Everyone has been asking for some more Tiki Pics so here she is – enjoy!

Downwind sailing with a Parachute – lightwind trials in Platypus Bay

Setting off from the anchorage the wind was light and right behind us, the sun was setting gloriously in front of us – what better time to trial the new parachute sail?
We obtained a standard 28ft ex-army parachute from the US and set it up for the first trial sailing by dividing the lines equally and tying them off onto two steel rings.
One ring was attached and raised on the spinnaker line towards the top of the mast. The lower end was attached to a line and ran it through a shackle on the bowsprit then back to the cockpit.

The results were fantastic! Without a breeze to mention we were being gently pulled along at just under 3 knots. The type of breeze from behind and changing direction that would require lots of work using a spinnaker or any other poled sail was a wonderfully relaxing event with the parachute. We both lay on the foredeck with our arms folded behind our heads, looking up as the parachute changed direction with the wind as required – and it looks so peaceful.

The current setup which requires some tweaking causes it to manoeuvre with a jelly fish like motion. Meaning the vertical sides accordion in and out and a bit of maths is required to calculate how to alter the various cord lengths between the top and bottom sections of the chute.

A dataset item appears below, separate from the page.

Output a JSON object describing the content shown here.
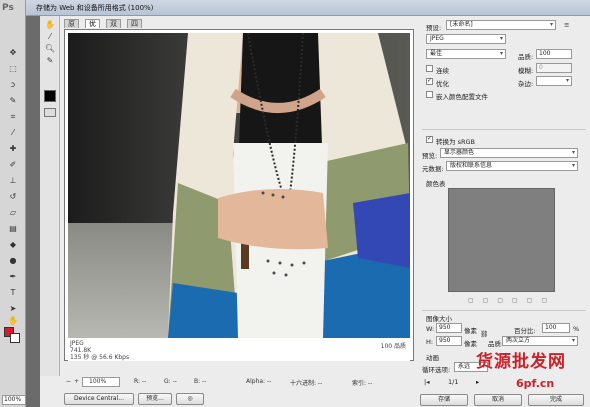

We will adjust as we go to see the best setup – but a wonderful result for first trial.